It turned out to be a reality check. “I was a college favourite but at NSD I was just one aspiring actor among many. I considered myself a failure when I saw many of my classmates were better in movement, voice modulation and carpentry. I was almost in depression when the first year ended. But then I chose to start from zero and took every experience as an opportunity to learn. Theatre education taught me mental calmness, the fact that there is no competition in the field of arts and success is more about taking risks, using your own willpower for skills and technique,” says Zeeshan.
He talks about his initial years in Mumbai and his search for like-minded people which eventually made him realise his potential. But he refuses to call it a struggle. “I became an actor in 2005 because of theatre, not in 2011 when I got my first film. People struggle for getting roles in films for getting recognition. You do not seek roles in films in order to become an actor as becoming an actor is a different struggle. That struggle is internal, with yourself,” avers Zeeshan.
On sharing screen space with big names, Zeeshan says, “It is helpful when you become a part of big films because they cater to a large mass. I am happy that a large chunk has accepted me and that is why I am getting more roles. As far as working with big names is concerned, I don't think who is in front of me when I am acting. At that time, I am only a character. I may feel something when I am with them after the shoot, and that is different. But it is not necessary to work with big names to remain in business.” He points out the changing norms of the industry where good actors are getting recognition. “Most of the hit films have ensemble caste and most of the posters feature important characters of the film.”
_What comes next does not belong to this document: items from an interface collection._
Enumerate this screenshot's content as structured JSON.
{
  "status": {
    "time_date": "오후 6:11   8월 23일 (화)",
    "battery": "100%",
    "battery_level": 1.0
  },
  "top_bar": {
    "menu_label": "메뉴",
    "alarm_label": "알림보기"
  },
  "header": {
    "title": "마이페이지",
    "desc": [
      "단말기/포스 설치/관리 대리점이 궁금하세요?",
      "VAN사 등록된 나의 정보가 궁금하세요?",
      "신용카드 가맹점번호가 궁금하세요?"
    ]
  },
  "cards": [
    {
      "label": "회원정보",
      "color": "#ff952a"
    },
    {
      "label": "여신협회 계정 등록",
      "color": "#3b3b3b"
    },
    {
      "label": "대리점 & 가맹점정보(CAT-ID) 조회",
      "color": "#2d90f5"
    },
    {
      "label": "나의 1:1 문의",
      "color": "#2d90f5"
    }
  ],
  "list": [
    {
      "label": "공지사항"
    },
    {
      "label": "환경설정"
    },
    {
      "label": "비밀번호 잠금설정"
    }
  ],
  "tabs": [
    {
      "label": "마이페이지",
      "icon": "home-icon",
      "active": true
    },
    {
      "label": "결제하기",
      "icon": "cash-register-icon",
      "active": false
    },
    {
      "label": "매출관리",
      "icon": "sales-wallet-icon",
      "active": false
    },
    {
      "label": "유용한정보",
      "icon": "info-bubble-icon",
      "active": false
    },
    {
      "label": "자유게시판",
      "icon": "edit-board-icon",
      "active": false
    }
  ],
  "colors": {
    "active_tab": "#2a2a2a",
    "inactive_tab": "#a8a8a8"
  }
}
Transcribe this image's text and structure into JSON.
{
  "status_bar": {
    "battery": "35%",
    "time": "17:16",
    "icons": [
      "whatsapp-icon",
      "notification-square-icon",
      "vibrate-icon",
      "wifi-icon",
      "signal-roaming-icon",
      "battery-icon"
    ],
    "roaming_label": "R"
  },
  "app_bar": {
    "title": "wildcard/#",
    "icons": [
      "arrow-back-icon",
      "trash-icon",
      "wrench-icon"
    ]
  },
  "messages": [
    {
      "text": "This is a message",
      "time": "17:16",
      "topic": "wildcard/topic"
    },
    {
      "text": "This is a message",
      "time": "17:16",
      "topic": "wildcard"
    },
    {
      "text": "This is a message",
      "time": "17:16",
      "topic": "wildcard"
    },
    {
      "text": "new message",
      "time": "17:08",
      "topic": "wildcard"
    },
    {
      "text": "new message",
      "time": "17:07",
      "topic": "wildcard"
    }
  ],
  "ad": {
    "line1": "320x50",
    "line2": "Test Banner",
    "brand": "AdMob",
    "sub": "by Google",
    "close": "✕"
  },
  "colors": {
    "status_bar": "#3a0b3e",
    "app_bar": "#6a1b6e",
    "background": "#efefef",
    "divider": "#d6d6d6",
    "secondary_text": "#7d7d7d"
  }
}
He maintains as cinema is a director's medium, it is up to the director how he is going to deliver the particular scene. “It is a very technical medium and a lot is not in the hands of the actors.” He goes on to share his experiences with directors with different approaches to the form. “In Shahid , we just used to read the script on the day of the shoot and Hansal (Mehta) would let us decide our actions within the scene. Aanand (L. Rai) gives a lot of room for improvisation and I feel a different kind of energy comes when an actor has been given a chance to contribute. On the other hand, Kabir Khan is very thorough with technique and he shoots with the final cut in mind. He knows his shots perfectly. He does not want to shoot extra. So everyone has a different approach,” he explains.
At a time when statements of artists are being scrutinised, Zeeshan is aware of the consequences of an actor’s opinion. For him, it is not about being politically correct all the time. “I try to bring in my political and social understanding into my artwork as I believe in what Piyush Mishra says: ‘Jis kavi ki kalpana mein zindagi ho prem geet, Us kavi ko aaj tum nakaar do.’ I am an actor, but I am a citizen too. I have rights and I have duties. As an artist, it is important to say what you feel. Living in a politically neutral zone is safe but if I had to lead a safe life, I would have become an engineer, did a 9 to 5 job and led a routine life.”
Married to theatre artist Rasika Agashe, Zeeshan says he dutifully keeps a work-life balance. “I have no ambition to reach the heights of stardom. I am more interested in being happy and contributing to society than becoming a celebrity with privileges. Rasika and I live as friends. We discuss what is happening in society and how we can contribute to making it a better place built on trust.”